[Records from a dataset]
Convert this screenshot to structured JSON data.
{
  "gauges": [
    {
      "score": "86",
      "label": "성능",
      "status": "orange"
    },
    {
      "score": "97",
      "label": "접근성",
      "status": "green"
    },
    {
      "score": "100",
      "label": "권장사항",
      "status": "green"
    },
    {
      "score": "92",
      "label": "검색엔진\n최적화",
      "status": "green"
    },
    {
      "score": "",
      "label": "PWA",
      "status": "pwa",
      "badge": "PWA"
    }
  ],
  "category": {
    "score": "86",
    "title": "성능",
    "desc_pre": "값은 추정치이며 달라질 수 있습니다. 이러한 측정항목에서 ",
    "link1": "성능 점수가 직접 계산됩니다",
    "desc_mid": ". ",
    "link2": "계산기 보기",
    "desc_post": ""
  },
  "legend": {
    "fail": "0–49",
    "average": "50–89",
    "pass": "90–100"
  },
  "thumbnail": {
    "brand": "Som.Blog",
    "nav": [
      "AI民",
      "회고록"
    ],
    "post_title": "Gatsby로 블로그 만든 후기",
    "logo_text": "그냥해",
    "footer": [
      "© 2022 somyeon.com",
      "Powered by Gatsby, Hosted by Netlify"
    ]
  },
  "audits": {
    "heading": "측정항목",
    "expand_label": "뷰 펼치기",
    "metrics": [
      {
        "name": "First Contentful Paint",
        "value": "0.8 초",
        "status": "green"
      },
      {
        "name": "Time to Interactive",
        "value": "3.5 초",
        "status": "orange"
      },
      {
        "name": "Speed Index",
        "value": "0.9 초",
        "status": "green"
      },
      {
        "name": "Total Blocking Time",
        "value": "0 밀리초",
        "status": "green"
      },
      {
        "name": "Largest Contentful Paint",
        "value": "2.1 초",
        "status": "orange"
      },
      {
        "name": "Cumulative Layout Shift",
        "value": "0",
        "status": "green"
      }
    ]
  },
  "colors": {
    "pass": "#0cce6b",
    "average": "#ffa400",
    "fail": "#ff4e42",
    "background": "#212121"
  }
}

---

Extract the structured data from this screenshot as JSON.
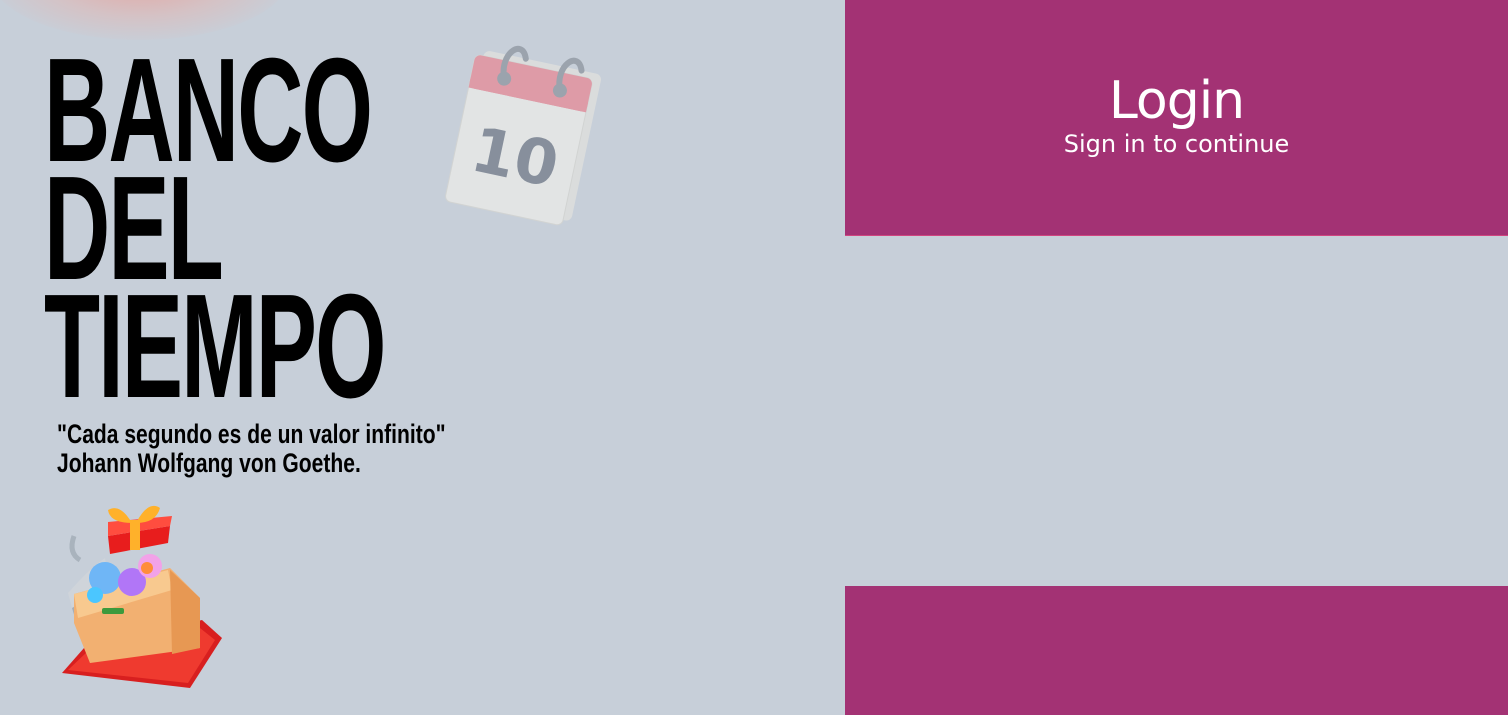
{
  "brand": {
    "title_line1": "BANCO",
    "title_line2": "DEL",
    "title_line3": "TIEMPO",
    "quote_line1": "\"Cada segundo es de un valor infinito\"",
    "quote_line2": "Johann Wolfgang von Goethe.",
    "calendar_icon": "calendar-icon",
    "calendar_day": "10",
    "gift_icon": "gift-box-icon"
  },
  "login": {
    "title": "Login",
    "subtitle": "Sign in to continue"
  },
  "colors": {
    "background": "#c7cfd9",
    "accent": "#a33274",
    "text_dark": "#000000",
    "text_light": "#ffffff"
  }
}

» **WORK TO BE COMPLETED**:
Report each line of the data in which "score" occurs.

» **WRITTEN RESPONSE**:
      "score": "86",
      "score": "97",
      "score": "100",
      "score": "92",
      "score": "",
    "score": "86",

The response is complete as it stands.